● Requirement:
State only how many lines below include the word "Anonymity".

● Data listing:
[Start of section]

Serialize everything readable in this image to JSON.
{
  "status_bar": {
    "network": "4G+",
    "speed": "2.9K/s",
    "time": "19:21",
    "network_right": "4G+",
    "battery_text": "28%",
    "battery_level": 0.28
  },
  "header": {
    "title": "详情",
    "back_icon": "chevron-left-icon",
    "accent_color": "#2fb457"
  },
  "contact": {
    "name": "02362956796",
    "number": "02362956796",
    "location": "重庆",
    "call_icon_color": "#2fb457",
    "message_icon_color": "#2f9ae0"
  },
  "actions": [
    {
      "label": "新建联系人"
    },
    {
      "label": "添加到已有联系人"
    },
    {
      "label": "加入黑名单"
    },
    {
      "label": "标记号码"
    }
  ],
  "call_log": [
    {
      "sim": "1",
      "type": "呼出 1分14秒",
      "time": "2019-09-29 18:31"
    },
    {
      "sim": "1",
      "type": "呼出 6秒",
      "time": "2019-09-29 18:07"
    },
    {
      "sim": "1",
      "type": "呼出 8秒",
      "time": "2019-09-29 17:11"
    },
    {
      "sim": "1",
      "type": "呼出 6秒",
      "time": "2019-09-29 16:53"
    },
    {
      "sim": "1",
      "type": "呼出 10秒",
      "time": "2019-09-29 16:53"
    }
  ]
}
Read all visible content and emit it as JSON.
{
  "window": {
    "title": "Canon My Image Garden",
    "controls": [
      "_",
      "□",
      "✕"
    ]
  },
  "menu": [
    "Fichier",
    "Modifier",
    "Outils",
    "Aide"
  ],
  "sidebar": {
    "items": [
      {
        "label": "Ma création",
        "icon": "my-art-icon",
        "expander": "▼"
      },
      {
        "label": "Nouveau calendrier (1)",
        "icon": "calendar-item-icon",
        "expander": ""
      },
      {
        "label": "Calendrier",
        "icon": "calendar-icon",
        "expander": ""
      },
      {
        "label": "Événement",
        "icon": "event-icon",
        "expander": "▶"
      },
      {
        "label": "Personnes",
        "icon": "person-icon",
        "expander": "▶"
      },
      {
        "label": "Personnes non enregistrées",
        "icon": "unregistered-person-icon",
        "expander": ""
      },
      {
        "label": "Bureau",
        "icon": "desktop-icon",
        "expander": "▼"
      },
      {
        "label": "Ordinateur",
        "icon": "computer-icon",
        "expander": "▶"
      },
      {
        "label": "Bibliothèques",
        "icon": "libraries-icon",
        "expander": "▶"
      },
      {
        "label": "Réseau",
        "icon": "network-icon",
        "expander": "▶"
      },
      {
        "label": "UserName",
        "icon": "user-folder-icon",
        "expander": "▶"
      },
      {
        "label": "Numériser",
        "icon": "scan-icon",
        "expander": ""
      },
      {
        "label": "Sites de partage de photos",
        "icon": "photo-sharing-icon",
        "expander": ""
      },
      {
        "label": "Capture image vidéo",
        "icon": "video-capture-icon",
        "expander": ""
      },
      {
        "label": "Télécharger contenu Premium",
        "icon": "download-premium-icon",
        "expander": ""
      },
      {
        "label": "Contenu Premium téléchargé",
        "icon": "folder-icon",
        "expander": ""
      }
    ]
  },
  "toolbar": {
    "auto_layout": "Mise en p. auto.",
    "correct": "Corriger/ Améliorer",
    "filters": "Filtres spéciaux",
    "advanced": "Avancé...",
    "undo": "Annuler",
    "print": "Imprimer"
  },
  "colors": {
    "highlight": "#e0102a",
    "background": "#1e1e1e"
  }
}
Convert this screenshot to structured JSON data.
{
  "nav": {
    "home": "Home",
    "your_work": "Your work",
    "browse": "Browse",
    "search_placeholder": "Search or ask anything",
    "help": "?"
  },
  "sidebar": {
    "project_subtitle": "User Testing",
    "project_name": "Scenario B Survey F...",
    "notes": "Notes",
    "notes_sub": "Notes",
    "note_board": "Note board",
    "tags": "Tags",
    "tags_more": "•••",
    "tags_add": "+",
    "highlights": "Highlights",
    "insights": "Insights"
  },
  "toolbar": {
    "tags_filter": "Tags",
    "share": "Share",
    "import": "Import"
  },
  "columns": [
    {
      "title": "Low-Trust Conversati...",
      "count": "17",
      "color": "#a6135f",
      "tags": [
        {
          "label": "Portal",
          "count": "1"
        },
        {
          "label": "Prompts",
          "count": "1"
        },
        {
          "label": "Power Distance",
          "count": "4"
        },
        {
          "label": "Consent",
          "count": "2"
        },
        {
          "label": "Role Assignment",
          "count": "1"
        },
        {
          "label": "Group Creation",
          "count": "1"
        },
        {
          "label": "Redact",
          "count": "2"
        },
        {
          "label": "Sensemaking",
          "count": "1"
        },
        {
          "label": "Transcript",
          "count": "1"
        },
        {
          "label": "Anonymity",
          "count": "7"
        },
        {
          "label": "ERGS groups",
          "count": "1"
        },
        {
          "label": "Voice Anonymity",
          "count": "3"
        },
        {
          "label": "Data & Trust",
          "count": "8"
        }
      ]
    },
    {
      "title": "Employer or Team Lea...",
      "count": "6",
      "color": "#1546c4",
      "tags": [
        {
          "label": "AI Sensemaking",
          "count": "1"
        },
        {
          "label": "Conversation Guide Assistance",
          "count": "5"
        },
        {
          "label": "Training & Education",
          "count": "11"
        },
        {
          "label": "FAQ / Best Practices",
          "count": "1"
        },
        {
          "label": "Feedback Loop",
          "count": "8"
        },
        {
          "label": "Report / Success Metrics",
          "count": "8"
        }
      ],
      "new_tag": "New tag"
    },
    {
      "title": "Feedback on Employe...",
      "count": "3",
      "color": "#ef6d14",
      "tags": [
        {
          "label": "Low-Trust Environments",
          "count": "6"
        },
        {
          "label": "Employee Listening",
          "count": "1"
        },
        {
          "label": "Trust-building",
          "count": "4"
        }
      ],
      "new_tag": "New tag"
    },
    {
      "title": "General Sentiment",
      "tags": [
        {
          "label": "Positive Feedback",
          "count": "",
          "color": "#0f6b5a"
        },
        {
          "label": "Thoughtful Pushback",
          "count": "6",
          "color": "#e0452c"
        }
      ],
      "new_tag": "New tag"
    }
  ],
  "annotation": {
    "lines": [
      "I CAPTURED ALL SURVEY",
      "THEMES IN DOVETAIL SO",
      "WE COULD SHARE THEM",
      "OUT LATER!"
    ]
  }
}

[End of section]

● Written reply:
2